“Good design is important,” said Bracken, but AEC firms have to appreciate the dilemma all U.S. hospital systems face: growing demand, declining financial resources, the need to make the captal dollar go farther, and enormous pressure from government (under the ACA) to dramatically improve clinical outcomes. Those factors influence 95% of his thinking, Bracken told the ACHA/AAH audience. “To the extent you help us solve those problems, we’re open to ideas,” he said.
“We’ve built a lot of facilities, and our ability to make those systems work depends on the ability to standardize the design problem without it becoming a design catastrophe,” said Bracken. “We need help on that.”
Patrick A. Charmel, PhD, President/CEO of Griffin Hospital, a 160-bed nonprofit acute care facility in Derby, Conn., said healthcare systems must place greater emphasis on helping patients manage their care and well-being. “In the Netherlands, long-term care facilities are located near supermarkets. The residents do their own shopping and prepare their own meals,” he said.
Charmel is also CEO/Chair of Griffin’s subsidiary organization, Planetree International, an alliance of 170 hospitals and 180 long-term care facilities in the U.S. and 12 foreign countries that are committed to patient-centered care. Data from >50,000 patients, family members, and health professionals (based on >6,000 focus groups) revealed three things that most disturb patients: the absence of a caring attitude from healthcare providers; having their “voice” dismissed or trivialized by caregivers; and lack of continuity of care.
While it may seem obvious that healthcare providers should listen to their patients’ preferences, often they do not, said Charmel. In one study, plastic surgeons thought that most of their breast cancer patients (71%) would rank keeping their breasts as top priority; in fact, only 7% of patients felt that way. In another study, only 41% of Medicare patients said they believed their treatment reflected their preference for palliative care over more aggressive intervention—implying that nearly six in 10 patients were not being listened to by their physicians, according to Charmel.

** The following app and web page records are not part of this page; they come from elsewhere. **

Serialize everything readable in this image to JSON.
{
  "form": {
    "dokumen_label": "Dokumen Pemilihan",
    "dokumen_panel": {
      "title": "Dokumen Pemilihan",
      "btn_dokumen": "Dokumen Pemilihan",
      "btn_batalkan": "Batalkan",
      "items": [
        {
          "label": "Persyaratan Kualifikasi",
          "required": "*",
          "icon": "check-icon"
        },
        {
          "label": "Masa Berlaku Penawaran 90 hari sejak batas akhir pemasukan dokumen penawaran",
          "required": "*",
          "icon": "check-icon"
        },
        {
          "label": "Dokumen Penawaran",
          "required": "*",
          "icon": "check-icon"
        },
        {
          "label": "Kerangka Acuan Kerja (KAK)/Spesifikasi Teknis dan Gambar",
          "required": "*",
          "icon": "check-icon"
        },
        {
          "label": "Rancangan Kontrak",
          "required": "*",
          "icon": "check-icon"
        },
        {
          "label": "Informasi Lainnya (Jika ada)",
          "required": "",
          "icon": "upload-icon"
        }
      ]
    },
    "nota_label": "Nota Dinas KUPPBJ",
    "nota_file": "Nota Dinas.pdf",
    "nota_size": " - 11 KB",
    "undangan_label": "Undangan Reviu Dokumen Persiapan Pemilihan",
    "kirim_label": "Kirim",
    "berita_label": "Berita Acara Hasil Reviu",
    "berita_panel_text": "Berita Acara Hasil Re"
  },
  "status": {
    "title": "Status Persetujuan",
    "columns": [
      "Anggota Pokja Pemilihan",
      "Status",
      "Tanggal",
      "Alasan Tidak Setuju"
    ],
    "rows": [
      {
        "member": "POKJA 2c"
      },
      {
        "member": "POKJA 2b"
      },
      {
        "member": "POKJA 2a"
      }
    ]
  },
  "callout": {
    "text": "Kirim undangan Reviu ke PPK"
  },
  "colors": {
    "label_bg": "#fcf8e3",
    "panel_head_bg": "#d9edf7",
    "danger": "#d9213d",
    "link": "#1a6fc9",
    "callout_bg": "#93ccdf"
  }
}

Patient-centered care must flow over into hospital design, said Charmel. While there’s a big push for single-occupancy rooms in hospitals, he noted, not all patients want them. One solution, developed by design firm The S/L/A/M Collaborative, is an L-shaped room with the bathroom in between the two patient areas. “That gives both patients companionship and privacy,” said Charmel.
Steven G. Littleson, FACHE, Executive Vice President of Meridian Health, a $1.6 billion/year nonprofit system serving the Jersey shore, said his system lost $105 million on Medicare last year due to uncompensated costs. Meridian’s 12,000 employees operate six hospitals (1,700 beds), six nursing homes, a home care company, and an ambulatory surgical and imaging network.
Meridian Health has put up $600,000 to encourage its 2,126 physicians to cut costs among the 38,000 subscribers that it insures, many of whom suffer from complex medical conditions, such as congestive heart failure. This is just one of four “palliative care demonstration projects” being sponsored by the Centers for Medicare & Medicaid Services under the ACA, said Littleson.
In the first three months of the experiment, Meridian has saved $200,000. “Patients said they felt they were getting better care,” said Littleson. If participating physicians can “bend the cost curve” by 3%, he said, they will share 50/50 in $13.8 million in savings.